Sam also received player of the day this month at soccer.  He is developing into a good tactician and loves the game.  The intermediate students recently had inter-school sports and Sam was disappointed when only rugby and netball were on offer.  It was inconceivable for him to stay in class when he could be playing sports so Sam opted to play netball.  He helped lead his team to victory! Both boys have been attending kapa haka, and Sam has made it into the group for the Taranaki competition.  The children have been putting a lot of energy into practise.  Sam also enjoyed the school disco (which was at night for the seniors and intermediates), and has been practising his shuffling.  Sean went along as a bouncer and at the end of the night got up on the dance floor.  One of the mothers commented to me it was sweet, but Sean couldn’t shuffle!
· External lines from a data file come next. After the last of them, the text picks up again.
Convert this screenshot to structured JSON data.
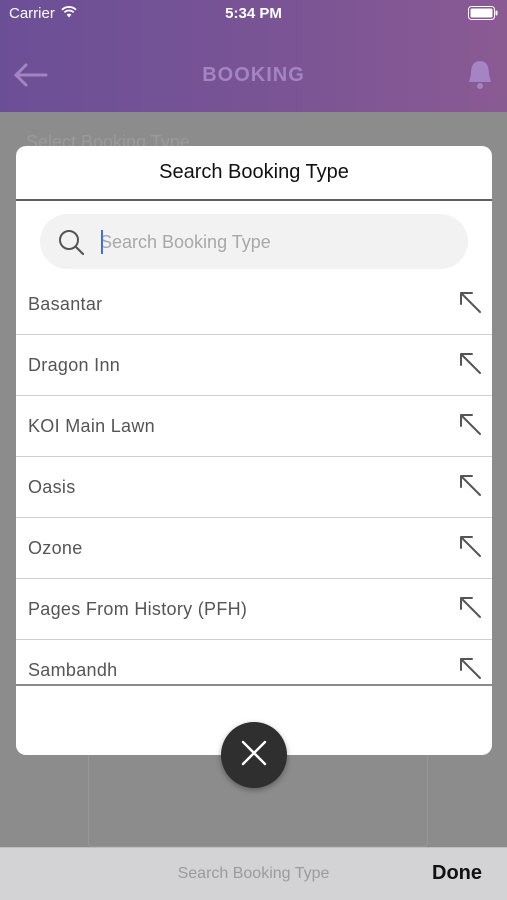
{
  "status_bar": {
    "carrier": "Carrier",
    "time": "5:34 PM"
  },
  "nav": {
    "title": "BOOKING"
  },
  "background": {
    "field_label": "Select Booking Type"
  },
  "modal": {
    "title": "Search Booking Type",
    "search": {
      "placeholder": "Search Booking Type",
      "value": ""
    },
    "items": [
      {
        "label": "Basantar"
      },
      {
        "label": "Dragon Inn"
      },
      {
        "label": "KOI Main Lawn"
      },
      {
        "label": "Oasis"
      },
      {
        "label": "Ozone"
      },
      {
        "label": "Pages From History (PFH)"
      },
      {
        "label": "Sambandh"
      }
    ]
  },
  "toolbar": {
    "placeholder": "Search Booking Type",
    "done_label": "Done"
  },
  "icons": {
    "wifi": "wifi-icon",
    "battery": "battery-icon",
    "back": "back-arrow-icon",
    "bell": "bell-icon",
    "search": "search-icon",
    "select": "arrow-up-left-icon",
    "close": "close-icon"
  },
  "colors": {
    "header_start": "#6b4f96",
    "header_end": "#8a5a93",
    "caret": "#3c6ff0",
    "fab": "#2f2f2f"
  }
}
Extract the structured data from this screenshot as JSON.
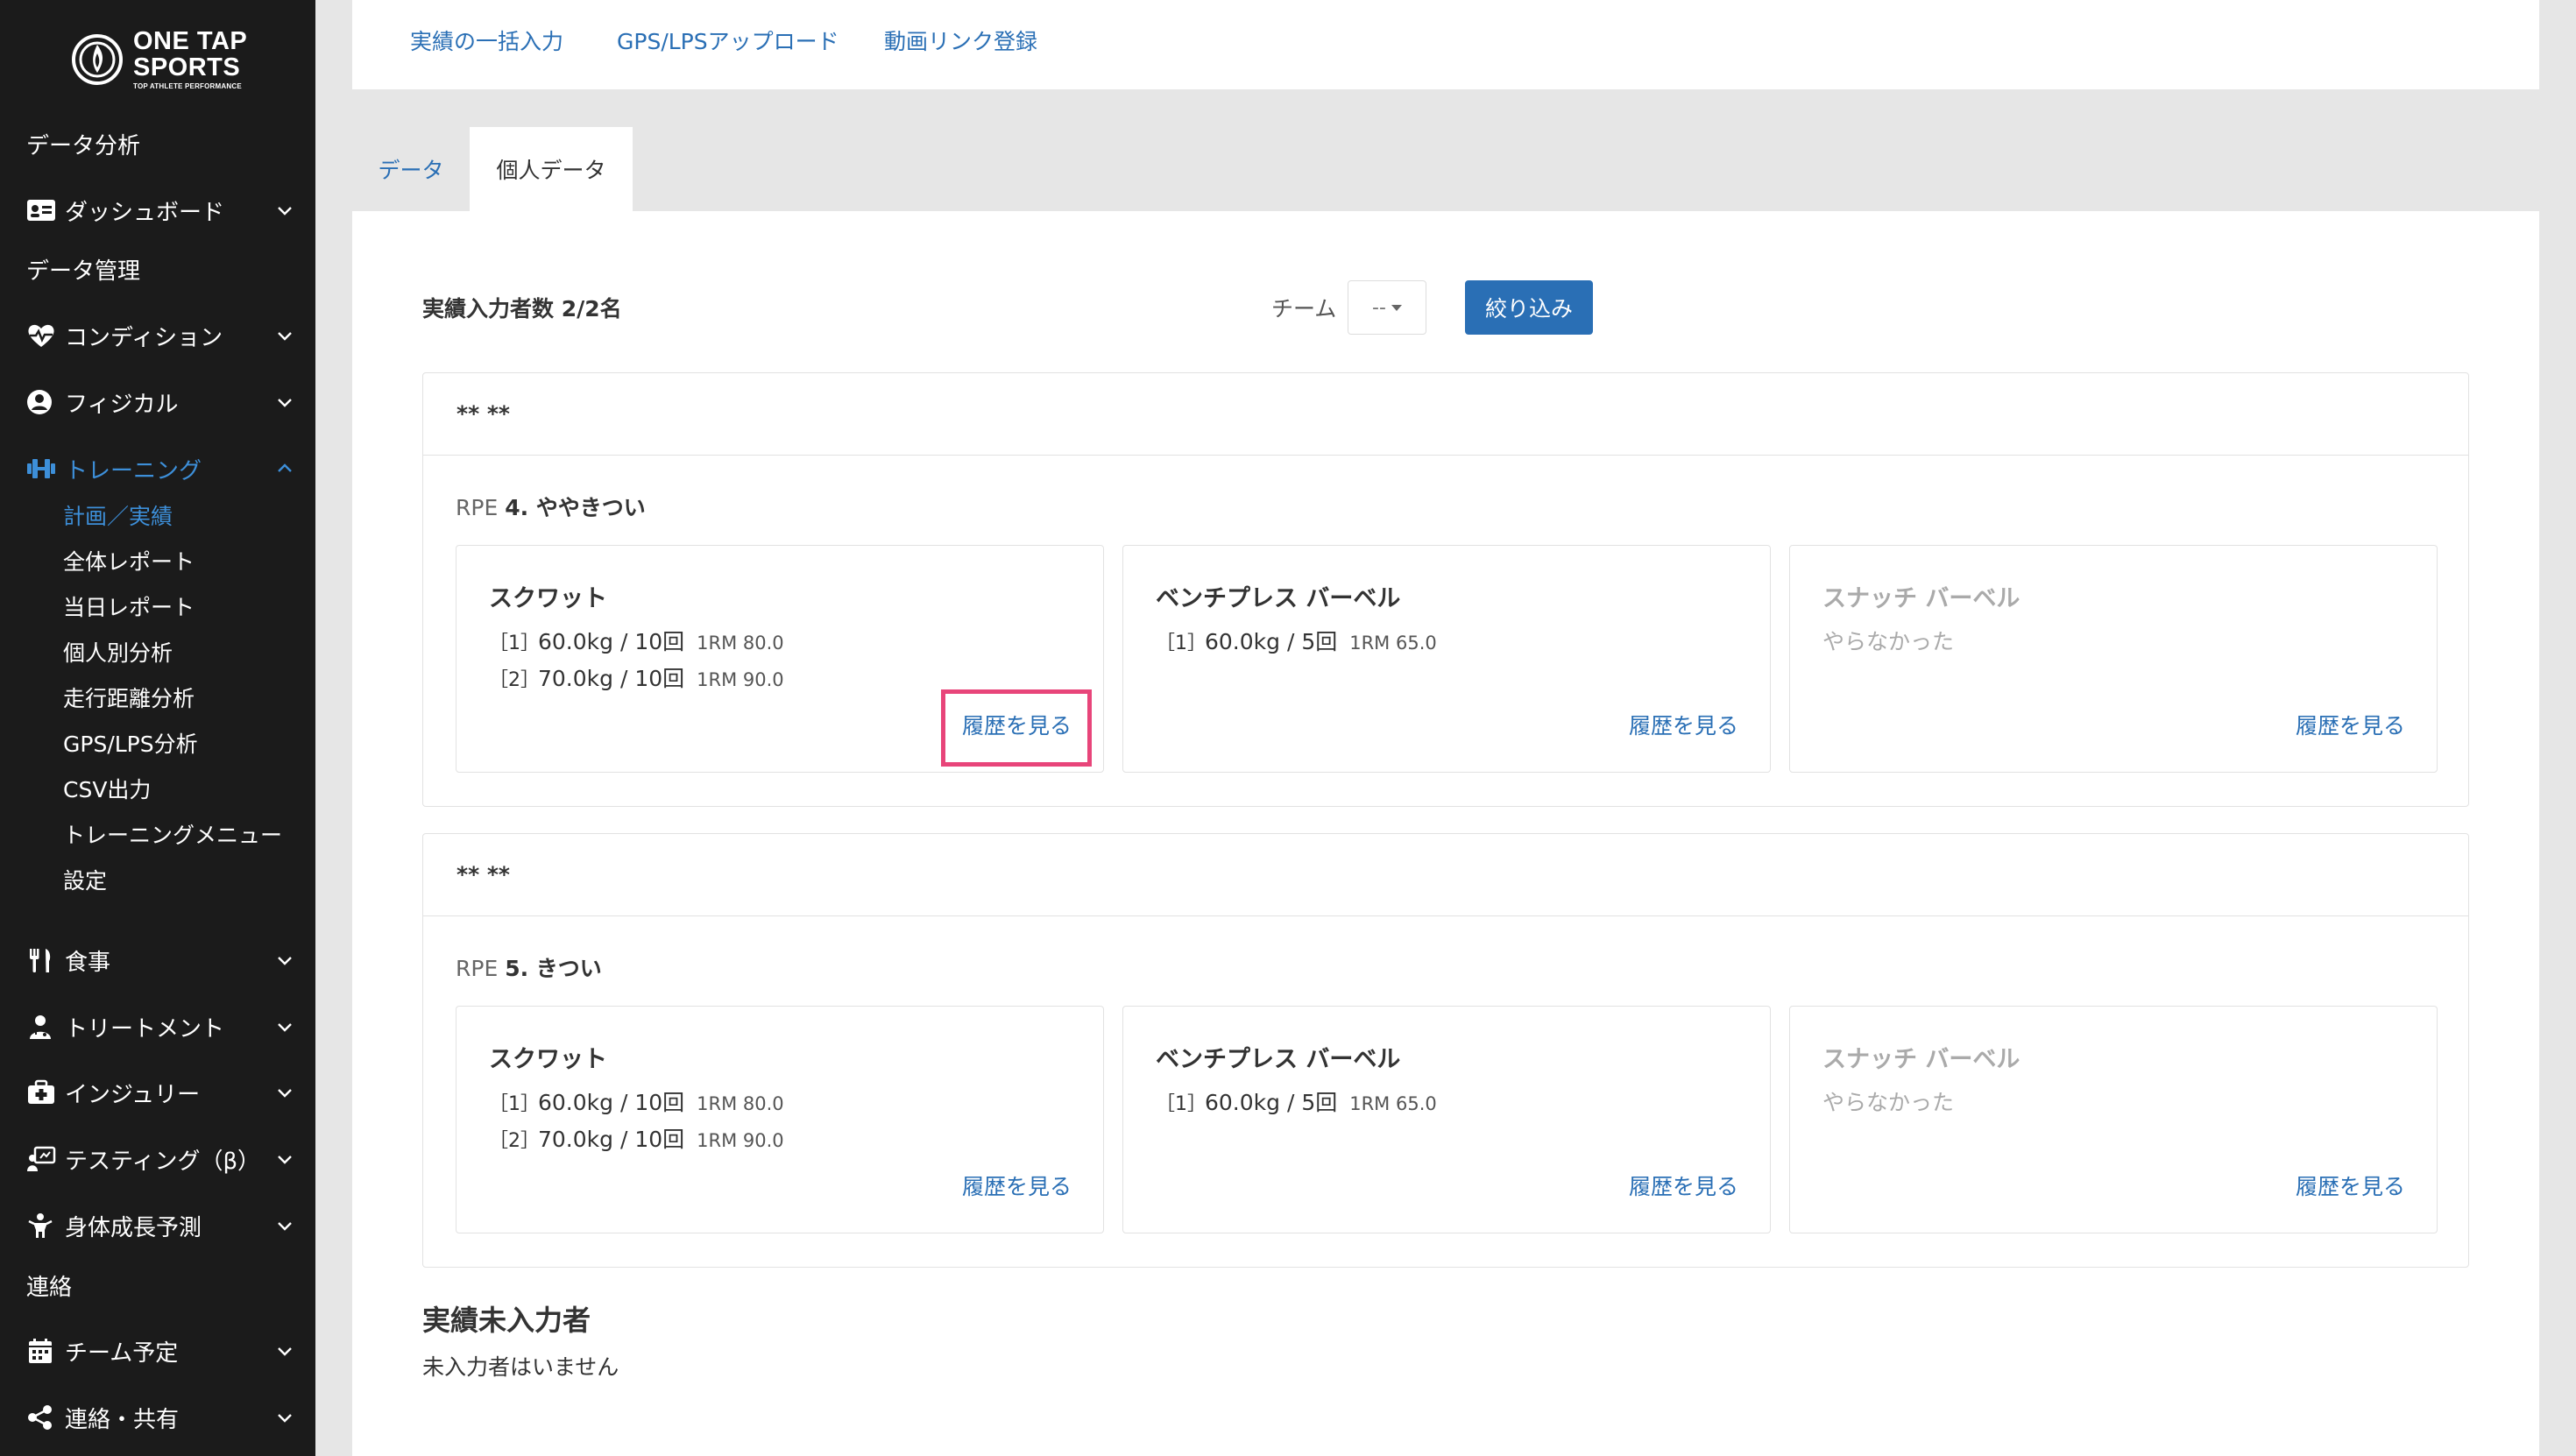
{
  "brand": {
    "line1": "ONE TAP",
    "line2": "SPORTS",
    "line3": "TOP ATHLETE PERFORMANCE"
  },
  "sidebar": {
    "section_analysis": "データ分析",
    "dashboard": "ダッシュボード",
    "section_manage": "データ管理",
    "condition": "コンディション",
    "physical": "フィジカル",
    "training": "トレーニング",
    "training_sub": [
      "計画／実績",
      "全体レポート",
      "当日レポート",
      "個人別分析",
      "走行距離分析",
      "GPS/LPS分析",
      "CSV出力",
      "トレーニングメニュー",
      "設定"
    ],
    "meal": "食事",
    "treatment": "トリートメント",
    "injury": "インジュリー",
    "testing": "テスティング（β）",
    "growth": "身体成長予測",
    "section_contact": "連絡",
    "schedule": "チーム予定",
    "share": "連絡・共有"
  },
  "topbar": {
    "links": [
      "実績の一括入力",
      "GPS/LPSアップロード",
      "動画リンク登録"
    ]
  },
  "tabs": {
    "data": "データ",
    "personal": "個人データ"
  },
  "filters": {
    "count_label": "実績入力者数 2/2名",
    "team_label": "チーム",
    "team_value": "--",
    "filter_button": "絞り込み"
  },
  "athletes": [
    {
      "name": "** **",
      "rpe_prefix": "RPE",
      "rpe_value": "4. ややきつい",
      "exercises": [
        {
          "name": "スクワット",
          "sets": [
            {
              "idx": "［1］",
              "val": "60.0kg / 10回",
              "rm": "1RM 80.0"
            },
            {
              "idx": "［2］",
              "val": "70.0kg / 10回",
              "rm": "1RM 90.0"
            }
          ],
          "history": "履歴を見る"
        },
        {
          "name": "ベンチプレス バーベル",
          "sets": [
            {
              "idx": "［1］",
              "val": "60.0kg / 5回",
              "rm": "1RM 65.0"
            }
          ],
          "history": "履歴を見る"
        },
        {
          "name": "スナッチ バーベル",
          "none": "やらなかった",
          "history": "履歴を見る"
        }
      ]
    },
    {
      "name": "** **",
      "rpe_prefix": "RPE",
      "rpe_value": "5. きつい",
      "exercises": [
        {
          "name": "スクワット",
          "sets": [
            {
              "idx": "［1］",
              "val": "60.0kg / 10回",
              "rm": "1RM 80.0"
            },
            {
              "idx": "［2］",
              "val": "70.0kg / 10回",
              "rm": "1RM 90.0"
            }
          ],
          "history": "履歴を見る"
        },
        {
          "name": "ベンチプレス バーベル",
          "sets": [
            {
              "idx": "［1］",
              "val": "60.0kg / 5回",
              "rm": "1RM 65.0"
            }
          ],
          "history": "履歴を見る"
        },
        {
          "name": "スナッチ バーベル",
          "none": "やらなかった",
          "history": "履歴を見る"
        }
      ]
    }
  ],
  "missing": {
    "title": "実績未入力者",
    "text": "未入力者はいません"
  },
  "colors": {
    "sidebar_bg": "#1b1b1b",
    "accent": "#2a6fb5",
    "active_nav": "#3d8fd9",
    "highlight": "#e8457a"
  }
}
I attended a parent-teacher interview for Sam.  He is doing well overall but is blase about literacy.  In typical boy fashion he does only enough to get by.  He obviously hasn’t inherited his mothers passion for, or fussiness about, the written word.  I went along to the introductory session for Assist (gifted and talented kids).  The Principals of Inglewood and Stratford Primary gave the parents an overview of the programme, while the 24 children spent a day team building.  Sam will spend all next week on Assist.

    

Colt continues to grow and develop.  He had a 6 month check-up at Plunket, and is light for his age (7.4kg) and average length so he will likely have Sean’s build.  His blonde hair is growing and his eyes have reached a dark brown.  I am still feeding him two hourly during the day and he has started solids at tea time.  Last week he caught his first cold but he seems to be over the worst of it now.  Since developing the cold he has started waking once during the night for an extra feed.  The sleep deprivation has knocked Sean and I a bit.  Colt continues to spend Friday with Sharon the Porse Educator in Stratford.  He has settled in well and seems content there.  He has spent several Mondays with Nana Honnor.  The two of them amuse me as Colt asserts his authority and tries to get his own way while Nana tackles the challenge of managing a baby again.